◆ **Data excerpts**

- - -

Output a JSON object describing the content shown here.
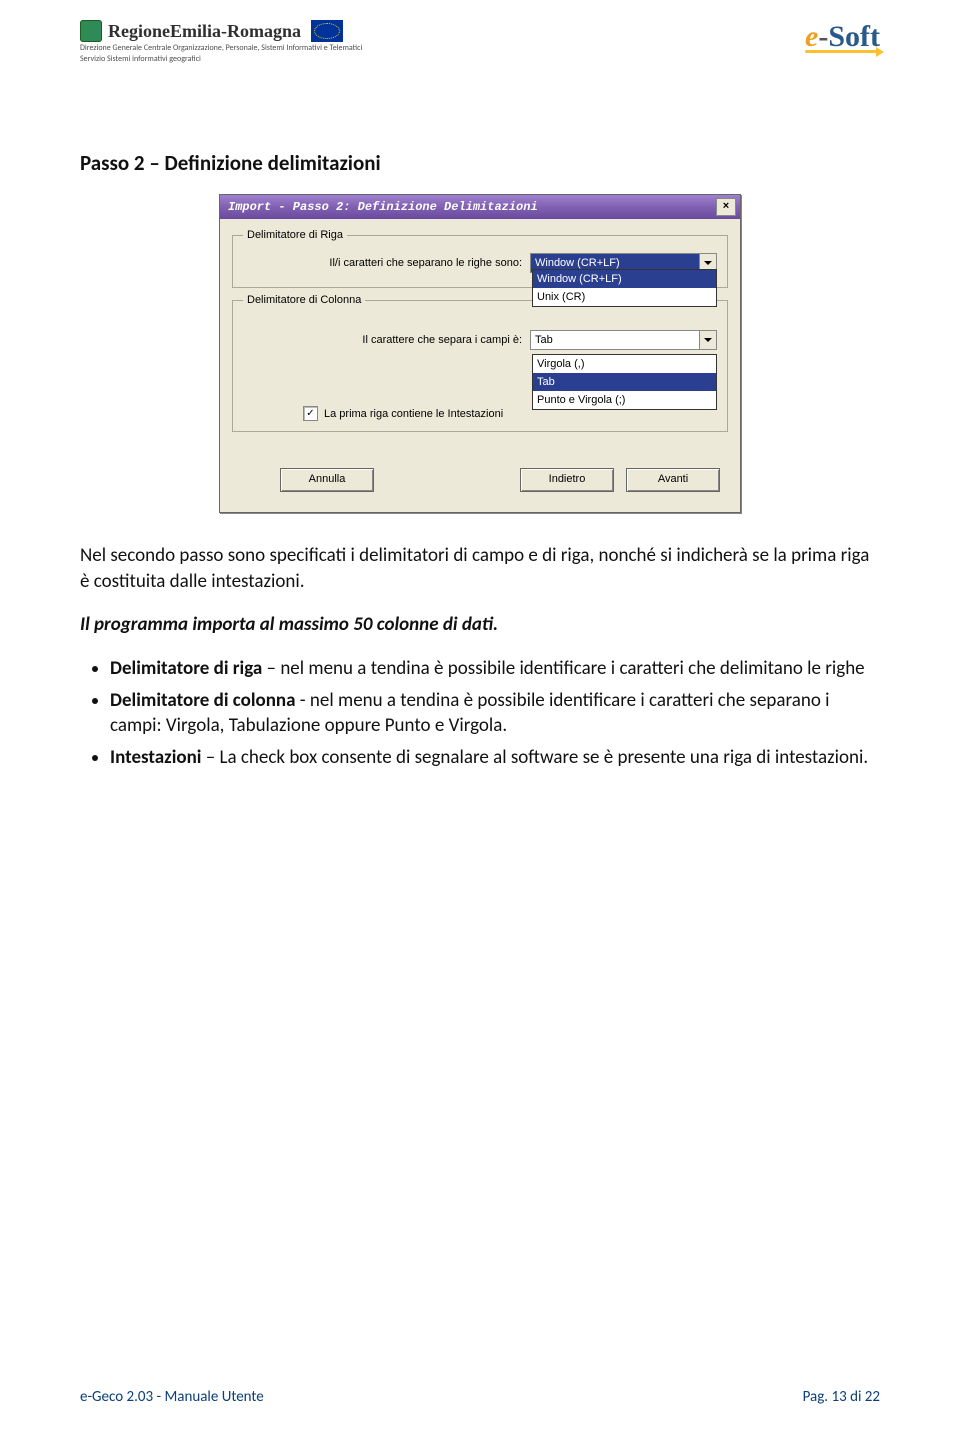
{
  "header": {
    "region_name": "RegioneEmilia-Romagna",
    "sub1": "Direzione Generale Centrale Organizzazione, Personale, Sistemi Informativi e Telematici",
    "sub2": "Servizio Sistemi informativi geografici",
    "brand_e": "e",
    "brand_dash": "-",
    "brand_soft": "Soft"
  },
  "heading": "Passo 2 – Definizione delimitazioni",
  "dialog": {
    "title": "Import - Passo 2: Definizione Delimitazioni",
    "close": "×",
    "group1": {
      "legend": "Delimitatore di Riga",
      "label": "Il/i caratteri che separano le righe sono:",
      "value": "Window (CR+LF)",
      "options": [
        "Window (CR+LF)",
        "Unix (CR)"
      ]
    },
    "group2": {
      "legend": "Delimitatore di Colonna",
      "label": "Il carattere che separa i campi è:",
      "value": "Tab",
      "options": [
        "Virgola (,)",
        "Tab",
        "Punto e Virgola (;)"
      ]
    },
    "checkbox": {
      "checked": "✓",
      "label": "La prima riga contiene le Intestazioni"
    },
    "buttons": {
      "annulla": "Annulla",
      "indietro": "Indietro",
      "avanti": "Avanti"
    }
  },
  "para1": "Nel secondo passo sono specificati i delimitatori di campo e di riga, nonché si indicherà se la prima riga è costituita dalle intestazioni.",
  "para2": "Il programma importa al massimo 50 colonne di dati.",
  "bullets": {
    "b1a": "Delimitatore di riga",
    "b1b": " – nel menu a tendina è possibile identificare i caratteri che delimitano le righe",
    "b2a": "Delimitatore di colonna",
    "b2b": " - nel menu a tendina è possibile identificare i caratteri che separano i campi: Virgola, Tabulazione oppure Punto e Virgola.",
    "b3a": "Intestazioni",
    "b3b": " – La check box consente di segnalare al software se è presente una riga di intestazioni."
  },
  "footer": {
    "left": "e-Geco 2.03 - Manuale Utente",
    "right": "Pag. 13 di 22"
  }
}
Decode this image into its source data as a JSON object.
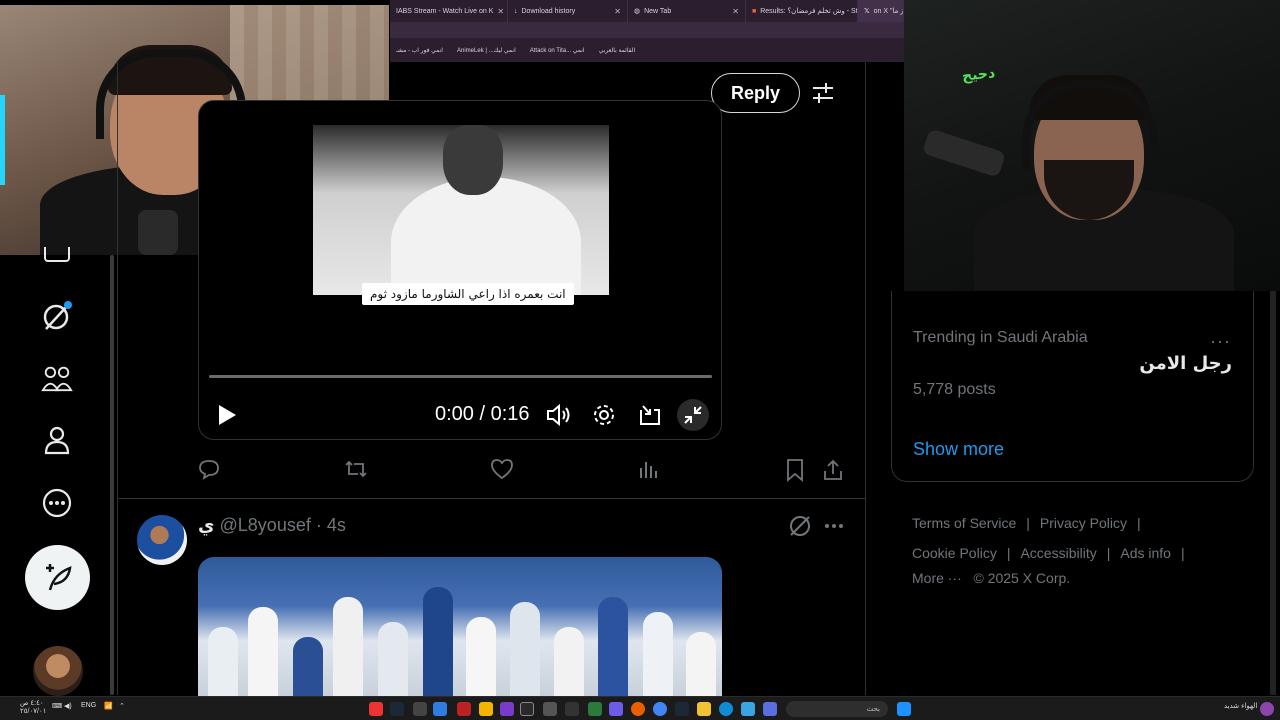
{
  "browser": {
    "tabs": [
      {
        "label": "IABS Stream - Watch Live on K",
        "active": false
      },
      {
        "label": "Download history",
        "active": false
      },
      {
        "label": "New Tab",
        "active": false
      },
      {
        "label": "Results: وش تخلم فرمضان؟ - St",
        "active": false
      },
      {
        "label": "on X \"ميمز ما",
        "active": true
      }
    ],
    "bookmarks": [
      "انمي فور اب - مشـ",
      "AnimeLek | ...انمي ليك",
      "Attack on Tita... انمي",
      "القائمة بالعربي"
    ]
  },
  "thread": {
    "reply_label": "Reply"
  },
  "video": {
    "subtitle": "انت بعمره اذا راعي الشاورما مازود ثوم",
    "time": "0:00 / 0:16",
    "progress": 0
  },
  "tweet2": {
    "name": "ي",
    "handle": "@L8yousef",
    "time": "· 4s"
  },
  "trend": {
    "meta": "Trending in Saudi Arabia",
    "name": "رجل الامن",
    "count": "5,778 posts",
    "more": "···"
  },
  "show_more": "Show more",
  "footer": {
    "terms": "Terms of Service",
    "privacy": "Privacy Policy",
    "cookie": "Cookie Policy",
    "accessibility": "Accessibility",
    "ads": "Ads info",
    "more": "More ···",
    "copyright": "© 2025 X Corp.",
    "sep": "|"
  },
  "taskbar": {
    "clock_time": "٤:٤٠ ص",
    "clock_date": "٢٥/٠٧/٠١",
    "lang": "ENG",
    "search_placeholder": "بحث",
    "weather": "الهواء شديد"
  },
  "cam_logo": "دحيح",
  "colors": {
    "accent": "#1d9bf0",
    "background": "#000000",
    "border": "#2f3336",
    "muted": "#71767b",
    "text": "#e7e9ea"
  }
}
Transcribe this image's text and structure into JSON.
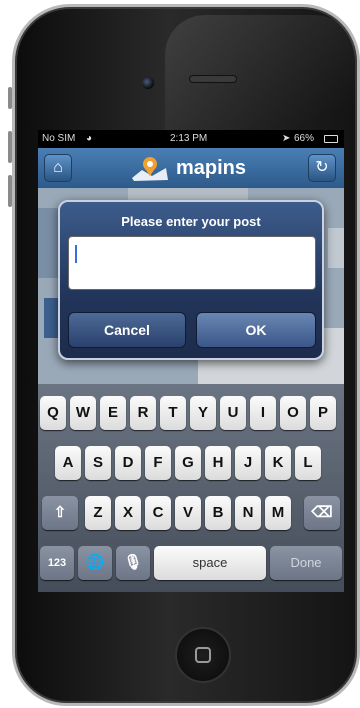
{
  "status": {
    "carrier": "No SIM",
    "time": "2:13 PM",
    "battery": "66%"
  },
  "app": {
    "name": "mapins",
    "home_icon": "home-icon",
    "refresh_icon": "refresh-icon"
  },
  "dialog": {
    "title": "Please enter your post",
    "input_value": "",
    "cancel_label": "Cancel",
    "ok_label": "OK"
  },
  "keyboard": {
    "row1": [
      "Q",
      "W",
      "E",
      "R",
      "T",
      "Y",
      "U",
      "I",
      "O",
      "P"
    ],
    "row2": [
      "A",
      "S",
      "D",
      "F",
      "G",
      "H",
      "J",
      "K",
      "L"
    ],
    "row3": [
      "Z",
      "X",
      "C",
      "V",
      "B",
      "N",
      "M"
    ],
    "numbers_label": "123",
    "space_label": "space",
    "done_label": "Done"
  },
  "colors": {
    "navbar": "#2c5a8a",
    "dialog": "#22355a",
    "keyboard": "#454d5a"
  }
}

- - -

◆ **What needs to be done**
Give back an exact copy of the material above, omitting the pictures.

◆ **Task answer**
Output a JSON object describing the content shown here.
{
  "header": {
    "region_name": "RegioneEmilia-Romagna",
    "sub1": "Direzione Generale Centrale Organizzazione, Personale, Sistemi Informativi e Telematici",
    "sub2": "Servizio Sistemi informativi geografici",
    "brand_e": "e",
    "brand_dash": "-",
    "brand_soft": "Soft"
  },
  "heading": "Passo 2 – Definizione delimitazioni",
  "dialog": {
    "title": "Import - Passo 2: Definizione Delimitazioni",
    "close": "×",
    "group1": {
      "legend": "Delimitatore di Riga",
      "label": "Il/i caratteri che separano le righe sono:",
      "value": "Window (CR+LF)",
      "options": [
        "Window (CR+LF)",
        "Unix (CR)"
      ]
    },
    "group2": {
      "legend": "Delimitatore di Colonna",
      "label": "Il carattere che separa i campi è:",
      "value": "Tab",
      "options": [
        "Virgola (,)",
        "Tab",
        "Punto e Virgola (;)"
      ]
    },
    "checkbox": {
      "checked": "✓",
      "label": "La prima riga contiene le Intestazioni"
    },
    "buttons": {
      "annulla": "Annulla",
      "indietro": "Indietro",
      "avanti": "Avanti"
    }
  },
  "para1": "Nel secondo passo sono specificati i delimitatori di campo e di riga, nonché si indicherà se la prima riga è costituita dalle intestazioni.",
  "para2": "Il programma importa al massimo 50 colonne di dati.",
  "bullets": {
    "b1a": "Delimitatore di riga",
    "b1b": " – nel menu a tendina è possibile identificare i caratteri che delimitano le righe",
    "b2a": "Delimitatore di colonna",
    "b2b": " - nel menu a tendina è possibile identificare i caratteri che separano i campi: Virgola, Tabulazione oppure Punto e Virgola.",
    "b3a": "Intestazioni",
    "b3b": " – La check box consente di segnalare al software se è presente una riga di intestazioni."
  },
  "footer": {
    "left": "e-Geco 2.03 - Manuale Utente",
    "right": "Pag. 13 di 22"
  }
}
Decode this image into its source data as a JSON object.
{
  "browser": {
    "tabs": [
      {
        "label": "IABS Stream - Watch Live on K",
        "active": false
      },
      {
        "label": "Download history",
        "active": false
      },
      {
        "label": "New Tab",
        "active": false
      },
      {
        "label": "Results: وش تخلم فرمضان؟ - St",
        "active": false
      },
      {
        "label": "on X \"ميمز ما",
        "active": true
      }
    ],
    "bookmarks": [
      "انمي فور اب - مشـ",
      "AnimeLek | ...انمي ليك",
      "Attack on Tita... انمي",
      "القائمة بالعربي"
    ]
  },
  "thread": {
    "reply_label": "Reply"
  },
  "video": {
    "subtitle": "انت بعمره اذا راعي الشاورما مازود ثوم",
    "time": "0:00 / 0:16",
    "progress": 0
  },
  "tweet2": {
    "name": "ي",
    "handle": "@L8yousef",
    "time": "· 4s"
  },
  "trend": {
    "meta": "Trending in Saudi Arabia",
    "name": "رجل الامن",
    "count": "5,778 posts",
    "more": "···"
  },
  "show_more": "Show more",
  "footer": {
    "terms": "Terms of Service",
    "privacy": "Privacy Policy",
    "cookie": "Cookie Policy",
    "accessibility": "Accessibility",
    "ads": "Ads info",
    "more": "More ···",
    "copyright": "© 2025 X Corp.",
    "sep": "|"
  },
  "taskbar": {
    "clock_time": "٤:٤٠ ص",
    "clock_date": "٢٥/٠٧/٠١",
    "lang": "ENG",
    "search_placeholder": "بحث",
    "weather": "الهواء شديد"
  },
  "cam_logo": "دحيح",
  "colors": {
    "accent": "#1d9bf0",
    "background": "#000000",
    "border": "#2f3336",
    "muted": "#71767b",
    "text": "#e7e9ea"
  }
}
Transcribe this image's text and structure into JSON.
{
  "status": {
    "carrier": "No SIM",
    "time": "2:13 PM",
    "battery": "66%"
  },
  "app": {
    "name": "mapins",
    "home_icon": "home-icon",
    "refresh_icon": "refresh-icon"
  },
  "dialog": {
    "title": "Please enter your post",
    "input_value": "",
    "cancel_label": "Cancel",
    "ok_label": "OK"
  },
  "keyboard": {
    "row1": [
      "Q",
      "W",
      "E",
      "R",
      "T",
      "Y",
      "U",
      "I",
      "O",
      "P"
    ],
    "row2": [
      "A",
      "S",
      "D",
      "F",
      "G",
      "H",
      "J",
      "K",
      "L"
    ],
    "row3": [
      "Z",
      "X",
      "C",
      "V",
      "B",
      "N",
      "M"
    ],
    "numbers_label": "123",
    "space_label": "space",
    "done_label": "Done"
  },
  "colors": {
    "navbar": "#2c5a8a",
    "dialog": "#22355a",
    "keyboard": "#454d5a"
  }
}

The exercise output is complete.